Ukraine and the food and fuel crisis: 4 things to know

Systemic inequality makes women more vulnerable to  crises. Both within Ukraine and globally, shortages and price hikes are leaving women and girls behind—and putting them in increasing danger. 

Even before the war, women’s access to food and energy was more precarious than men’s. The global gender gap in food insecurity, which sat at 1.7 per cent in 2019, rose to over 4 per cent in 2021. And around the world, women and girls are disproportionately affected by energy poverty.  

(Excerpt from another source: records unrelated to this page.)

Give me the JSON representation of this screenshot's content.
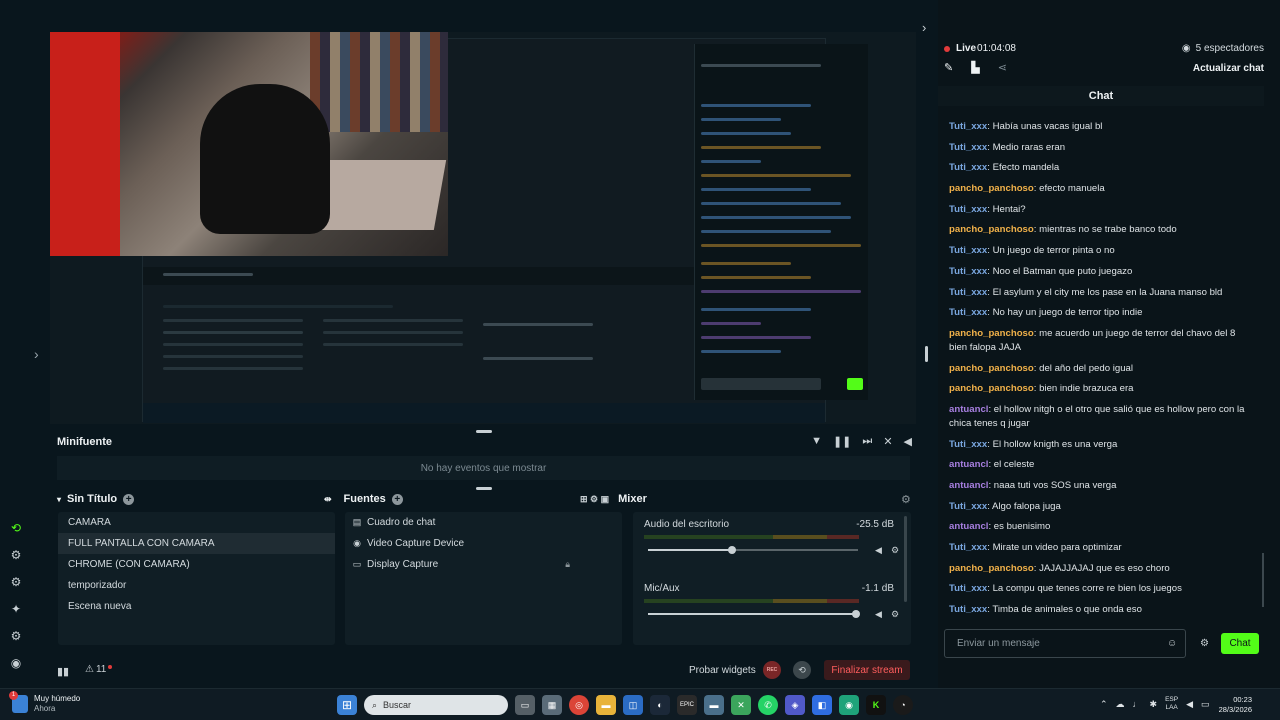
{
  "window_controls": [
    "—",
    "☐",
    "✕"
  ],
  "preview": {
    "mini_title": "Minifuente",
    "mini_empty": "No hay eventos que mostrar"
  },
  "minifuente": {
    "title": "Minifuente",
    "empty_text": "No hay eventos que mostrar"
  },
  "scenes": {
    "title": "Sin Título",
    "items": [
      "CAMARA",
      "FULL PANTALLA CON CAMARA",
      "CHROME (CON CAMARA)",
      "temporizador",
      "Escena nueva"
    ],
    "active_index": 1
  },
  "sources": {
    "title": "Fuentes",
    "items": [
      {
        "label": "Cuadro de chat",
        "icon": "chat-icon"
      },
      {
        "label": "Video Capture Device",
        "icon": "webcam-icon"
      },
      {
        "label": "Display Capture",
        "icon": "monitor-icon"
      }
    ]
  },
  "mixer": {
    "title": "Mixer",
    "channels": [
      {
        "name": "Audio del escritorio",
        "db": "-25.5 dB",
        "level": 0.4
      },
      {
        "name": "Mic/Aux",
        "db": "-1.1 dB",
        "level": 0.99
      }
    ]
  },
  "bottombar": {
    "alert_count": "11",
    "test_widgets": "Probar widgets",
    "rec": "REC",
    "end_stream": "Finalizar stream"
  },
  "chat": {
    "live_label": "Live",
    "live_time": "01:04:08",
    "viewers": "5 espectadores",
    "update_chat": "Actualizar chat",
    "header": "Chat",
    "input_placeholder": "Enviar un mensaje",
    "send_label": "Chat",
    "messages": [
      {
        "user": "Tuti_xxx",
        "text": "Había unas vacas igual bl",
        "color": "#7aa7e0"
      },
      {
        "user": "Tuti_xxx",
        "text": "Medio raras eran",
        "color": "#7aa7e0"
      },
      {
        "user": "Tuti_xxx",
        "text": "Efecto mandela",
        "color": "#7aa7e0"
      },
      {
        "user": "pancho_panchoso",
        "text": "efecto manuela",
        "color": "#f0b14a"
      },
      {
        "user": "Tuti_xxx",
        "text": "Hentai?",
        "color": "#7aa7e0"
      },
      {
        "user": "pancho_panchoso",
        "text": "mientras no se trabe banco todo",
        "color": "#f0b14a"
      },
      {
        "user": "Tuti_xxx",
        "text": "Un juego de terror pinta o no",
        "color": "#7aa7e0"
      },
      {
        "user": "Tuti_xxx",
        "text": "Noo el Batman que puto juegazo",
        "color": "#7aa7e0"
      },
      {
        "user": "Tuti_xxx",
        "text": "El asylum y el city me los pase en la Juana manso bld",
        "color": "#7aa7e0"
      },
      {
        "user": "Tuti_xxx",
        "text": "No hay un juego de terror tipo indie",
        "color": "#7aa7e0"
      },
      {
        "user": "pancho_panchoso",
        "text": "me acuerdo un juego de terror del chavo del 8 bien falopa JAJA",
        "color": "#f0b14a"
      },
      {
        "user": "pancho_panchoso",
        "text": "del año del pedo igual",
        "color": "#f0b14a"
      },
      {
        "user": "pancho_panchoso",
        "text": "bien indie brazuca era",
        "color": "#f0b14a"
      },
      {
        "user": "antuancl",
        "text": "el hollow nitgh o el otro que salió que es hollow pero con la chica tenes q jugar",
        "color": "#a77fe0"
      },
      {
        "user": "Tuti_xxx",
        "text": "El hollow knigth es una verga",
        "color": "#7aa7e0"
      },
      {
        "user": "antuancl",
        "text": "el celeste",
        "color": "#a77fe0"
      },
      {
        "user": "antuancl",
        "text": "naaa tuti vos SOS una verga",
        "color": "#a77fe0"
      },
      {
        "user": "Tuti_xxx",
        "text": "Algo falopa juga",
        "color": "#7aa7e0"
      },
      {
        "user": "antuancl",
        "text": "es buenisimo",
        "color": "#a77fe0"
      },
      {
        "user": "Tuti_xxx",
        "text": "Mirate un video para optimizar",
        "color": "#7aa7e0"
      },
      {
        "user": "pancho_panchoso",
        "text": "JAJAJJAJAJ que es eso choro",
        "color": "#f0b14a"
      },
      {
        "user": "Tuti_xxx",
        "text": "La compu que tenes corre re bien los juegos",
        "color": "#7aa7e0"
      },
      {
        "user": "Tuti_xxx",
        "text": "Timba de animales o que onda eso",
        "color": "#7aa7e0"
      }
    ]
  },
  "taskbar": {
    "weather_title": "Muy húmedo",
    "weather_sub": "Ahora",
    "weather_badge": "1",
    "search_placeholder": "Buscar",
    "lang_top": "ESP",
    "lang_bottom": "LAA",
    "time": "00:23",
    "date": "28/3/2026"
  },
  "colors": {
    "accent": "#53fc18",
    "live": "#e23b3b",
    "end_stream": "#ff5d5d"
  }
}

In Ukraine, women-headed households were already more likely to be food insecure. With less access to resources like land and credit as well as to formal employment, and with gender gaps in pay and pensions at 22 per cent and 32 per cent respectively, Ukrainian women have less to fall back on in times of crisis.  

Food insecurity and energy poverty drive gender inequality in other areas, including health, education, domestic work and more. In Ukraine and around the world, the ripple effects of the war are furthering existing disparities and exacerbating threats to women and girls’ wellbeing.  

Gender-based violence—intensified by both conflict and food insecurity—is on the rise. Domestic violence, sexual exploitation and trafficking, and other forms of violence against women and girls are increasing in Ukraine as well as in other conflict-affected areas, where the diversion of resources and attention have created heightened risk.  

Child marriage rates, already significantly elevated due to COVID-19, are expected to rise further. This is common in conflict-affected areas, with rates increasing up to 20 per cent as families resort to desperate measures. Girls are also at heightened risk of leaving school: in Ethiopia, Kenya and Somalia, the number of children at risk of dropping out has increased from 1 million to 3.3 million over three months. 

Women and girls are also going hungrier. When there’s not enough food to go around, women typically pay the highest price—cutting down their own intake to save food for other members of the household. This trend is visible in Ukraine and across other conflict-affected areas, driving worsening malnutrition and anaemia among women.  

Heightened domestic workloads, too, are falling disproportionately on women. It takes more time and effort to obtain food and fuel when they’re scarce—an added burden that exacerbates existing inequalities at home.  

In Ukraine and elsewhere, intersecting forms of discrimination compound gender inequality, putting already vulnerable groups at even greater risk.